The Praxis II Subject Assessments measures knowledge of general and specific subjects related to K-12 teaching skills and classroom knowledge. The Praxis II covers 120 different tests. Required tests are dependent on requirements set forth by one’s desired teaching discipline. The following assessments are required by the Connecticut Department of Education:
Connecticut Required Tests
Art: Content and Analysis
Biology: Content Knowledge Chemistry: Content Knowledge Chemistry: Content Essays Earth & Space Sciences: Content Knowledge English Language Lit & Comp: Content & Analysis Social Studies: Content Knowledge Mathematics: Content Knowledge Physics: Content Knowledge Physics: Content Essays
The Connecticut State Department of Education’s Connecticut Educator Certification System (CECS) provides those pursuing their Connecticut teacher certification with a comprehensive database designed to help educators complete the certification process. Through CECS, applicants are able to:

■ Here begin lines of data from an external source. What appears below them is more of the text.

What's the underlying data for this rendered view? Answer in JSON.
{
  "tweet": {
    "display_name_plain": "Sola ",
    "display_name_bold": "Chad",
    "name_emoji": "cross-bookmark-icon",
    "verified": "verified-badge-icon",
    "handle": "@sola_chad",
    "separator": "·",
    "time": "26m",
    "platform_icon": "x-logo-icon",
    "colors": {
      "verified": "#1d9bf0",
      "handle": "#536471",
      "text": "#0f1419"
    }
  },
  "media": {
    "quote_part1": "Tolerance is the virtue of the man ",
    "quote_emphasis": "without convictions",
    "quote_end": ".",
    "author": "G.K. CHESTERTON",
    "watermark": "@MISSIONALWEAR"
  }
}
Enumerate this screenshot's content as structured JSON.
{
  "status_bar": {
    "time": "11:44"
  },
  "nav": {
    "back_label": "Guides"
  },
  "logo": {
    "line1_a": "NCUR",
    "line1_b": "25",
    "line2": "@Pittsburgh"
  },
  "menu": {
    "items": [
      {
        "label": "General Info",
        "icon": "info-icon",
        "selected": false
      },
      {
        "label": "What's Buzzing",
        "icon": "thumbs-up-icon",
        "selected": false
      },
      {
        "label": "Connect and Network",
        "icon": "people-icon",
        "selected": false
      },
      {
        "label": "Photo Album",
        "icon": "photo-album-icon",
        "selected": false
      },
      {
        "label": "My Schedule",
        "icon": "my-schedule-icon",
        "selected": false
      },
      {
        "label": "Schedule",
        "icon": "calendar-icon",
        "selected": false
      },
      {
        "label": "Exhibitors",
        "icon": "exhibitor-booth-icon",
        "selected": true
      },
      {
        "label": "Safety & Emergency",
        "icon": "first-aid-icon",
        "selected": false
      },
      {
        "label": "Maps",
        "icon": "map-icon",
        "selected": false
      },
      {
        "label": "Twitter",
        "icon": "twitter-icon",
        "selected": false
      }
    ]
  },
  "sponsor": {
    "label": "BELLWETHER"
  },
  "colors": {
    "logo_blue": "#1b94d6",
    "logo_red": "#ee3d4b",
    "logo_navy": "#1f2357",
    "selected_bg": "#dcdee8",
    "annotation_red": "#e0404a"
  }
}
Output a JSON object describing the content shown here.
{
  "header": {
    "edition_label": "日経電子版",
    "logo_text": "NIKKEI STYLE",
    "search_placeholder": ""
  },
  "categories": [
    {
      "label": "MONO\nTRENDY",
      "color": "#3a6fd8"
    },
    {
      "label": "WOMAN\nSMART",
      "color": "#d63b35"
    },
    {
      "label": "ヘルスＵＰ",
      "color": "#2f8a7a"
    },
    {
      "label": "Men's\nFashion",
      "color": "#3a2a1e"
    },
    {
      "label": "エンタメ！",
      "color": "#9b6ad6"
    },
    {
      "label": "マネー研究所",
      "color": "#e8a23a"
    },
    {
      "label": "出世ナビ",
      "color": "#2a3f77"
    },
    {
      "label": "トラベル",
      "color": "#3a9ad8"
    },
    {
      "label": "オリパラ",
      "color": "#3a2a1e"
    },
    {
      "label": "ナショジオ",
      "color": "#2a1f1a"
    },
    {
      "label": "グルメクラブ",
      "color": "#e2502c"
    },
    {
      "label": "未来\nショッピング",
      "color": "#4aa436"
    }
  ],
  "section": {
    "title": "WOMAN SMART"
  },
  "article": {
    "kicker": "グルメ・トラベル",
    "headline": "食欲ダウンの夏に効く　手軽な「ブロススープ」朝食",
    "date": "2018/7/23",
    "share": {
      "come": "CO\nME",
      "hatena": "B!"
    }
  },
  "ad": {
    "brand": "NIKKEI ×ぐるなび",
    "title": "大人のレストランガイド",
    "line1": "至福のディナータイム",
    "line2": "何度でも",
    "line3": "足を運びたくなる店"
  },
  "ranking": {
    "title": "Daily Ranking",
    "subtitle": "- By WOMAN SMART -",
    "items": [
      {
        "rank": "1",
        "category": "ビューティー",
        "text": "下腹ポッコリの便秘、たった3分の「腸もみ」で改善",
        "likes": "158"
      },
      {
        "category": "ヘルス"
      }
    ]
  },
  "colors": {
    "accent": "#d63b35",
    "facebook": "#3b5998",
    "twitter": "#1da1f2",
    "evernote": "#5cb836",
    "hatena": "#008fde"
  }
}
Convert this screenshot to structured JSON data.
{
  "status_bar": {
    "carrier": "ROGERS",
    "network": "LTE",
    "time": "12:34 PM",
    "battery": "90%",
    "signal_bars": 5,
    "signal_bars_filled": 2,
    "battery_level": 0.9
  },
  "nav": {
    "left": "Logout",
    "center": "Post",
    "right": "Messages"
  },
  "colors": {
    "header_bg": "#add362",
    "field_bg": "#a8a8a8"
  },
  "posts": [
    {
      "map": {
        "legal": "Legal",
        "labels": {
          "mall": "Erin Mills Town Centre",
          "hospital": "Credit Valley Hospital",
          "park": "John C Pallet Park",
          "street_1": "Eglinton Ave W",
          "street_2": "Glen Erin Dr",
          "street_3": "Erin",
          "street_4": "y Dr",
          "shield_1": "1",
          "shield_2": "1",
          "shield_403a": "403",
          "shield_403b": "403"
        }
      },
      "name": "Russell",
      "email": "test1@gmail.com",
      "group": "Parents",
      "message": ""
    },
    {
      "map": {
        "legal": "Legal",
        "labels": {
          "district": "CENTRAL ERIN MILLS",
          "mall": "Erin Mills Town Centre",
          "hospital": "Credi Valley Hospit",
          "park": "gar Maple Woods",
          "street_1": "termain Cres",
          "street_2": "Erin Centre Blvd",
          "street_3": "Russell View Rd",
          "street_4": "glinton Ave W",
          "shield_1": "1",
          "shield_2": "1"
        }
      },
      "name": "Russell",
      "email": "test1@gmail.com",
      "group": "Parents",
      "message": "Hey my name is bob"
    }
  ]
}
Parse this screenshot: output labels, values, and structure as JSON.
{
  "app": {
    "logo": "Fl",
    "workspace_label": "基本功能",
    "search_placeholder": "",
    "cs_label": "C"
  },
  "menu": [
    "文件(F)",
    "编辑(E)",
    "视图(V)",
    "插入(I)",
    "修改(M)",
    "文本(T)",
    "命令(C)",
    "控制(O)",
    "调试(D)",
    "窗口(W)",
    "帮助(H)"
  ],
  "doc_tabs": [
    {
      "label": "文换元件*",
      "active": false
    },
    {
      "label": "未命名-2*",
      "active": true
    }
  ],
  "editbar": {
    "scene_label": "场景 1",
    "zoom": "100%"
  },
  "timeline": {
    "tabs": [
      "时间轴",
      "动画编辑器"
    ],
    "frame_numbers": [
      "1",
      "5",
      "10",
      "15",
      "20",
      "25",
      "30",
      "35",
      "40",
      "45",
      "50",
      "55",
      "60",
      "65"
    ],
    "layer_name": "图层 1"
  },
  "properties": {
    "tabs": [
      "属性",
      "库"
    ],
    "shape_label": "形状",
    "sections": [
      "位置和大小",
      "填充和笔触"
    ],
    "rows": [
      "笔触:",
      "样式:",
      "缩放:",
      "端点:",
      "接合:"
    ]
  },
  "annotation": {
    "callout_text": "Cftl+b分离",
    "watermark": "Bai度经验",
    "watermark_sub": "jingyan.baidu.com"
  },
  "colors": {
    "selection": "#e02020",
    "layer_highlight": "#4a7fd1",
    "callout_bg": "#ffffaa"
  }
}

Apply for, renew and/or update certifications online
The Connecticut Regional Education Applicant Placement (CTREAP) service is an online application system for Connecticut state public school districts. This database provides qualified teaching candidates with a list of job opportunities within Connecticut’s public school districts. Potential educators must apply for CTREAP’s services to apply to jobs directly, but individuals may also perform a public search to view job vacancies and then apply to schools/districts directly. This database is also used for Connecticut substitute teachers.
Connecticut Certification Reciprocity
Connecticut does not have reciprocity with any other state. Connecticut does participate in the National Association of State Directors of Teacher Education and Certification (NASDTEC) Interstate Agreement (NIA). Under this agreement, it can waive specific coursework requirements and accept completion of a state-approved educator preparation program at a regionally accredited college or university from another state, or a minimum of 30 months of successful full-time experience under the other state’s valid educator certificate (at least equivalent to a Connecticut Initial Educator Certificate).